Exercise directions: When a line in the entries below contains "support", tally it; give the tally with nothing added.

Input for this task:
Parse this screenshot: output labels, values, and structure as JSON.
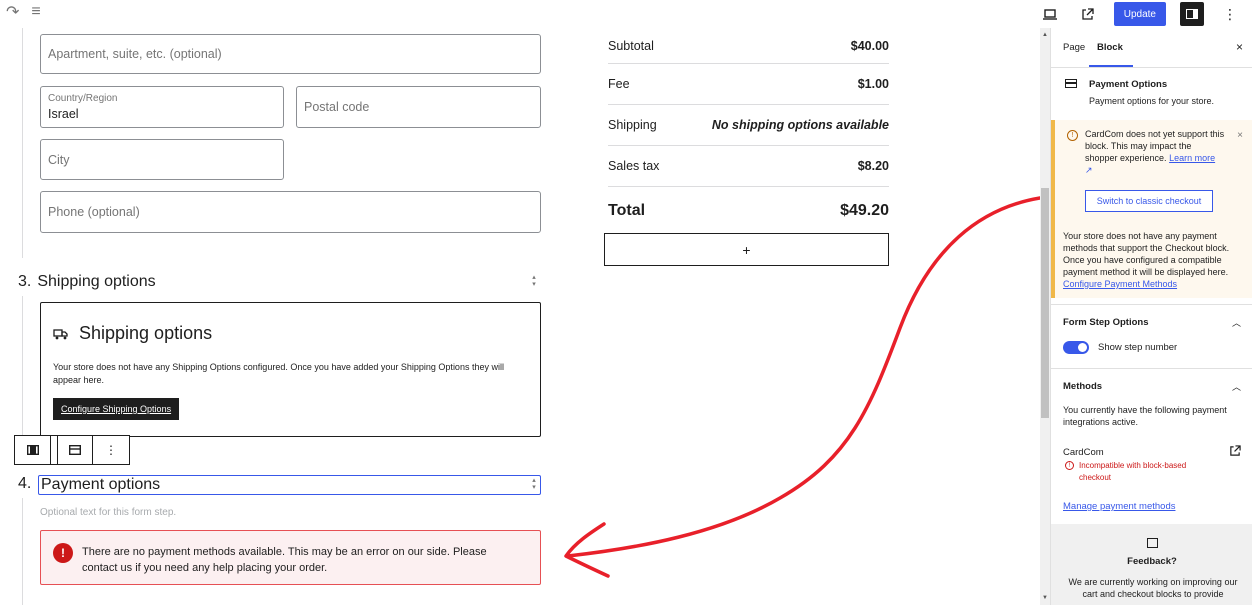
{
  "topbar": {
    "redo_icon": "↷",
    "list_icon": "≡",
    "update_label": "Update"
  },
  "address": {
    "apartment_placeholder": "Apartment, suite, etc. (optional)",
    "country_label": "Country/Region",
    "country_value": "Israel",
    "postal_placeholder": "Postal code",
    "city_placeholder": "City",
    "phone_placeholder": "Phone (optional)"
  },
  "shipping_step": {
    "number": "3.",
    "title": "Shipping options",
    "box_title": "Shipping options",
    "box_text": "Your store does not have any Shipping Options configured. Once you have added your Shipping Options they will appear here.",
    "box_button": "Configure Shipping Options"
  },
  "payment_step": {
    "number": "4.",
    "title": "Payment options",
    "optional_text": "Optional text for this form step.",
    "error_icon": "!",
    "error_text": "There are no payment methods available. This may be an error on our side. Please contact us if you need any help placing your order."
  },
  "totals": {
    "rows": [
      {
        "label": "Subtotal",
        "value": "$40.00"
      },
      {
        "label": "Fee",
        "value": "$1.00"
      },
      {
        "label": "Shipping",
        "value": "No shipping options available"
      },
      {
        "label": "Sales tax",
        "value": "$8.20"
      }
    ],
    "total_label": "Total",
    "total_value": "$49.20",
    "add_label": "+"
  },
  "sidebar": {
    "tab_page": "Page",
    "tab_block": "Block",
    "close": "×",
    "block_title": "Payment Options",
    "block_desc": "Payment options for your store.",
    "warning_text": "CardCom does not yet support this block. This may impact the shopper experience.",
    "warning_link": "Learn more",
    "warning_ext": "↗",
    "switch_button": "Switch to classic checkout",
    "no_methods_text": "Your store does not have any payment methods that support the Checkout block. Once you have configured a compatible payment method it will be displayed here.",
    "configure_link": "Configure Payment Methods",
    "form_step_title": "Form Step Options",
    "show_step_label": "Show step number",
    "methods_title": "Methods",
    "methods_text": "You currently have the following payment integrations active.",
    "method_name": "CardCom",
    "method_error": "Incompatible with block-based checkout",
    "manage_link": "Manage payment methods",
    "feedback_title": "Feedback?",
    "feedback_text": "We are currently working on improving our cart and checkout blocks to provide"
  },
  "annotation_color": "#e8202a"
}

Answer to this task: 2